John Wesley in Albania

The Albanian Evangelical Mission is currently producing a translation of John Wesley’s “Letter to a Roman Catholic” for use in Albania and among Albanians now resident in Britain.

The Eastern Orthodox Church claims 20% of Albania’s population, whilst 10% are Roman Catholic and 70% Muslim. There may be about 6000 genuine Protestant believers, with additional adherents coming to meetings for a variety of reasons, often connected with hoping for aid or for contact with westerners leading to a visa to the West.

Wesley’s Letter, very slightly abbreviated and with no other alterations to the text, is very suitable for Orthodox as well as Catholics, and as Orthodox are twice as many in number as Catholics, the Letter is to form part of a book appealing to Orthodox for better relations between them and the Protestants in Albania. We may also print it separately.

Ever since the British & Foreign Bible Society’s work really took off in Albania in the 1860s, the Orthodox Church has opposed the work of Protestants in their land. Sadly, they have displayed a tendency to accuse us of being heretics, breaking up the Albanian nation.

Not long after the fall of Communism (which was in 1991) they pasted up posters calling us heretics and sons of Judas Iscariot. About three years later an Orthodox priest wrote to me that:

~qit is a fearful thing to be cursed by a bishop who stands in the shoes of the apostles... an unwelcome incursion into the sheepfold of Christ. What to do about it? Close the door on it…q~

About the same time they produced a publication announcing that:

~qThe Autocephalous Orthodox Church of Albania is being hit today from many directions. An organised attack is being carried out against it by missionaries... heretics who come in as a wedge to destroy our beautiful faith.... traitors to the Church and successors of Judas Iscariot…q~

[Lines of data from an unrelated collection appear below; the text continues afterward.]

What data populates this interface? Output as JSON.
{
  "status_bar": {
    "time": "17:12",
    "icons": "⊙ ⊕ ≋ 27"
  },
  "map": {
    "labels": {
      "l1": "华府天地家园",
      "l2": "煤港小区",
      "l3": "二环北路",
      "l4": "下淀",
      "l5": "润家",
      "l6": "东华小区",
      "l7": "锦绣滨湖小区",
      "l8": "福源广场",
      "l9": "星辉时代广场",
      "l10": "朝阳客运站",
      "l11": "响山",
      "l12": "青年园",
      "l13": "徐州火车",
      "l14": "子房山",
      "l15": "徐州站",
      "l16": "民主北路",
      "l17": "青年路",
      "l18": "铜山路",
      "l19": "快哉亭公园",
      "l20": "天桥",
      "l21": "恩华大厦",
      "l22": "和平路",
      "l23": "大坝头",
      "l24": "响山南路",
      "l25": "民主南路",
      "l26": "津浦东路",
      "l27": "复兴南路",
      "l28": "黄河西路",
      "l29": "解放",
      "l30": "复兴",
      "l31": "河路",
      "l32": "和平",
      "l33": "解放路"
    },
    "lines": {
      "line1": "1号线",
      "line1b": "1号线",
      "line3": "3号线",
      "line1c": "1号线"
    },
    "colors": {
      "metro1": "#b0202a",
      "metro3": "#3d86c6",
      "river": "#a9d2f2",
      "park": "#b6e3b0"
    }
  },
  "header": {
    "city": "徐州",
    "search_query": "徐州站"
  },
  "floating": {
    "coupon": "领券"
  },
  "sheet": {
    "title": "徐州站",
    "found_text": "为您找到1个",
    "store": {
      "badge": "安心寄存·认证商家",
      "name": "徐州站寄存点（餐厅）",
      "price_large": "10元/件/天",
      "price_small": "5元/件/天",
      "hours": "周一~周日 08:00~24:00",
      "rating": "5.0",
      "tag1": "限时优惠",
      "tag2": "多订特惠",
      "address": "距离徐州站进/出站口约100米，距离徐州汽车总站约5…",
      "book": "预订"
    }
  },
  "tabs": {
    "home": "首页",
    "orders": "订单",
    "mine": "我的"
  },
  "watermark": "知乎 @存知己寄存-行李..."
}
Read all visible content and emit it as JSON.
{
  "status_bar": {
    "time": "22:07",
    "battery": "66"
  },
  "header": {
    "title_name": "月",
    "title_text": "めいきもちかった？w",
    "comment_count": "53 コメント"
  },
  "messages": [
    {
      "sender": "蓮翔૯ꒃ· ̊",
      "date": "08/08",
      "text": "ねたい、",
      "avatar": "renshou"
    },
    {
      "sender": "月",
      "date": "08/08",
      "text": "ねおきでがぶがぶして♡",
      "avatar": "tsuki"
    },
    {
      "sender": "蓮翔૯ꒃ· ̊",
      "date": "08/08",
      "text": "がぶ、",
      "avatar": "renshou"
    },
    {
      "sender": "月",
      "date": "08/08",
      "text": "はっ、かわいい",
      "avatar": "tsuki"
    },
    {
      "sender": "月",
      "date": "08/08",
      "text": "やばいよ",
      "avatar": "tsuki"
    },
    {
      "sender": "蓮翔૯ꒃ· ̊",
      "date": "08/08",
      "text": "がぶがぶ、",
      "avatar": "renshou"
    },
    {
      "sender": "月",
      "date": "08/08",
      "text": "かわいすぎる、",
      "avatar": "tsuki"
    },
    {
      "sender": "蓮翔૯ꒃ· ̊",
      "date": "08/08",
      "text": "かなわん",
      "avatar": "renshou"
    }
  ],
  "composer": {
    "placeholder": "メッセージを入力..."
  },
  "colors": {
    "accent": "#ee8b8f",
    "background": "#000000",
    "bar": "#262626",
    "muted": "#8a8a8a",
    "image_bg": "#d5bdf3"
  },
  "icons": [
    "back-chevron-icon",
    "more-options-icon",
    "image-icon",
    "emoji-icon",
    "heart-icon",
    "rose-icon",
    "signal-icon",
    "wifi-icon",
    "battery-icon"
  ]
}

We hope that Wesley’s peace-loving, reconciliatory Letter to a Roman Catholic might help reduce the aggression with which the Orthodox leadership sometimes speak and write about Protestant work in Albania.

Also of course, as no doubt with any religion, there are many who are Orthodox in name but who have little or no idea of what their Church really teaches. They don’t know what they ought to believe, they just know others are wrong!

The present Archbishop, Anastasios Yannoulatos, has had a hopeful influence. In his own words: “At a critical moment, wrestling with the question of what is essential, I turned towards freedom and love. It was a turn to Christ, in whom I saw the only answer... What are we doing to share our faith with others? What are we doing to reach all those people who have never heard the Gospel?... We are trying to embrace, respectfully and lovingly, the whole church and the entire world that Christ himself has raised, redeemed and enlightened by his cross and resurrection... Christ’s healing goes to the depth of life, to our need for forgiveness. Healing is another word for peace; Christ is the one who heals our brokenness... It is not our own activity that is important, but what God does through us” (Quoted from The Resurrection of the Church in Albania, by Jim Forest, Geneva 2002).

Many Albanians now worship in Protestant churches in Britain. If readers would like copies of the book to help them view us with less suspicion and be more ready and comfortable in accepting us as genuine believers in the Lord Jesus Christ, copies may be had from the Albanian Evangelical Mission, 29 Bridge Street, Penybryn, WREXHAM, LL13 7HP